(Last night, the internet service at my house was coming in and out, so I skipped posting anything and went to bed early. I had all this on my mind last night, though, and got some further reinforcement of it today. Oh, and I didn’t sleep that well, but that’s another post for another day…)

Have you ever gotten the feeling God is trying to tell you something?

Receiving positive reinforcement is sort of a Catch-22 situation for me. On the one hand, I really feed off of it. In fact, I borderline crave it. On the other hand, though, I have a tendency to either not believe people when they say nice things to me or I downplay whatever point they’re trying to make. It’s an odd state of limbo to live in, I’ll admit, longing desperately for something you’re not even entirely sure is genuine when you do get it.

One of my primary weapons of choice for making sure I never feel too good about myself is self-deprecation. Now, in the rodney-dangerfieldproper hands, self-deprecation can be really, really funny. Just look at Rodney Dangerfield. I’d like to think I wield it in the same way – as a tool for humor and relating better to those around me. Recent events, however, have led me to believe I might need to tone down the act a bit, so to speak.

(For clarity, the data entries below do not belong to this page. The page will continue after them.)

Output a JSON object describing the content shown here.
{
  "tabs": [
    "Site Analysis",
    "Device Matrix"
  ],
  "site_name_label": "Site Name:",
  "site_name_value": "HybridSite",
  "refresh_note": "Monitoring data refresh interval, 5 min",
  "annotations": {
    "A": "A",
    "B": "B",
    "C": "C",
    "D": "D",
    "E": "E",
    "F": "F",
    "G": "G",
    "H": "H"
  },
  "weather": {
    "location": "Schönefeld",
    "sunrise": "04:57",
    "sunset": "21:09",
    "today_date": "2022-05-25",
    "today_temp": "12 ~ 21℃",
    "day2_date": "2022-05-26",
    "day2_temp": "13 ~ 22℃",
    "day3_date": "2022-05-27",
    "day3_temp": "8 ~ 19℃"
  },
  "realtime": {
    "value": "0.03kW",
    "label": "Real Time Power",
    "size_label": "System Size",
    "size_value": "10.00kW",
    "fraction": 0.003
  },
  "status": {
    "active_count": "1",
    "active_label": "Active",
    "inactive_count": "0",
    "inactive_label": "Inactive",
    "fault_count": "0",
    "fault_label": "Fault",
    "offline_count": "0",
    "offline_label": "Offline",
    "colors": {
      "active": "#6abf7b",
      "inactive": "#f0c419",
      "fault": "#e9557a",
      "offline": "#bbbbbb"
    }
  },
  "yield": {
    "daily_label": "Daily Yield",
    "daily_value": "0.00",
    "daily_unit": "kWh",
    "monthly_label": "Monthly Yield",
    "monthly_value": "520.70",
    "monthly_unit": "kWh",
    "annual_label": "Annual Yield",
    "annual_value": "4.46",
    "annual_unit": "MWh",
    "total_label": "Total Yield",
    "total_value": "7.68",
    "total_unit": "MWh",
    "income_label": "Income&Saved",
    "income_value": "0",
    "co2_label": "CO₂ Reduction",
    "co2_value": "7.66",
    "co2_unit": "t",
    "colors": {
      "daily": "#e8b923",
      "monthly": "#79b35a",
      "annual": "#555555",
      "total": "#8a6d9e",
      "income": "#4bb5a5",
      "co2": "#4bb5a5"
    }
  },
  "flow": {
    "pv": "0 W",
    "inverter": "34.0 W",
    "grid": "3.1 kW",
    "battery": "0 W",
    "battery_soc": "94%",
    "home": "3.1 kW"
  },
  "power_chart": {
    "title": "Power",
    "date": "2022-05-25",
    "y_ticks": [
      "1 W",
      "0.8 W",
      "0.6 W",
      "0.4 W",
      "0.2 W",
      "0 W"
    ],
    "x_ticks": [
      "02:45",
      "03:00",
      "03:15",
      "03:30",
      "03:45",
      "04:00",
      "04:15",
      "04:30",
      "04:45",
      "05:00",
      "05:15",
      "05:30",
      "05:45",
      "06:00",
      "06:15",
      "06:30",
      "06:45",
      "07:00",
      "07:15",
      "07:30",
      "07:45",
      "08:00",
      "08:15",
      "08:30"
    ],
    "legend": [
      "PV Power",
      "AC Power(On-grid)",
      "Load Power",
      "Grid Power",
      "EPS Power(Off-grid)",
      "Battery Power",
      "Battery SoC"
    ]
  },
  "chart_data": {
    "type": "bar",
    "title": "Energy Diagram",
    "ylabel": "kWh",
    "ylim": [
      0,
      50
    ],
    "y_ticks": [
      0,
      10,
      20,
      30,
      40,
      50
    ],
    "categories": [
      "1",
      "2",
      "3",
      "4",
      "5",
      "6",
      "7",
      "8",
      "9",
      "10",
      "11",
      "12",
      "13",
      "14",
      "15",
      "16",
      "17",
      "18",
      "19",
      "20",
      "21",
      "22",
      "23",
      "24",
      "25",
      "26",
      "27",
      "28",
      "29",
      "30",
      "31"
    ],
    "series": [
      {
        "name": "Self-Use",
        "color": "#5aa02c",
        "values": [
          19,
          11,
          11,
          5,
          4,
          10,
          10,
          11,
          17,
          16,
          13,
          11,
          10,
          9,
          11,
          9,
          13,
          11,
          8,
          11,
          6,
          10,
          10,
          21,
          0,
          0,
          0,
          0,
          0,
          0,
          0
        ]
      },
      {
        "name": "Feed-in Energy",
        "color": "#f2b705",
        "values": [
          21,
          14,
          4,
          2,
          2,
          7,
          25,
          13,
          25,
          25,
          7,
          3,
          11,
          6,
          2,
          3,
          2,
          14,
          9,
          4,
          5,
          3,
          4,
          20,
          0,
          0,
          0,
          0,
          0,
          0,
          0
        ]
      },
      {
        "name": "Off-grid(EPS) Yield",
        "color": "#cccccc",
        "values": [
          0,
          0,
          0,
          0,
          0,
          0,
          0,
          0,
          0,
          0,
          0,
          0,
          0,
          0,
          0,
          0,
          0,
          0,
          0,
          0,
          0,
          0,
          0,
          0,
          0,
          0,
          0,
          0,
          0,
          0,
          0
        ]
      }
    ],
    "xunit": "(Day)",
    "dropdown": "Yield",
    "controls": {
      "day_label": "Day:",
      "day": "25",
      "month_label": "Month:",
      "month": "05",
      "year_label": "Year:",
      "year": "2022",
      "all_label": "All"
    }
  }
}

Two different people yesterday told me I need to stop speaking so negatively about myself, and then another person told me the same thing today. The irony of this is that I actually thought I was doing better. If they think I’m bad now, they should have seen my in my twenties. Actually, on second thought, I’m glad they didn’t know me back then. They might have committed me to some kind of institution or something.

At any rate, it seems an unusual amount of people are coming across my path these days and telling me to lighten up on myself. Telling me I’m not such a bad guy. Trying to convince me the things I perceive as negative about myself are actually not any worse than the struggles most people wrestle with every day. I should be hoarding all this away, putting it all into some sort of self-esteem piggy bank in my soul. Instead of just accepting it, though, I seem strangely intent on batting it all down.

Backtracking to the question I began this entry with, yes, I do believe God may be trying to tell me something through all this. In fact, I can probably even pinpoint exactly what that something is. I’m fighting it, though. Fighting it every step of the way. Of course, in the maze that depression creates in the mind, I know I shouldn’t be. People probably aren’t noticing half the things I don’t like about myself anyway. I know they’re there, though, and that’s what makes believing the good things people say about me so difficult.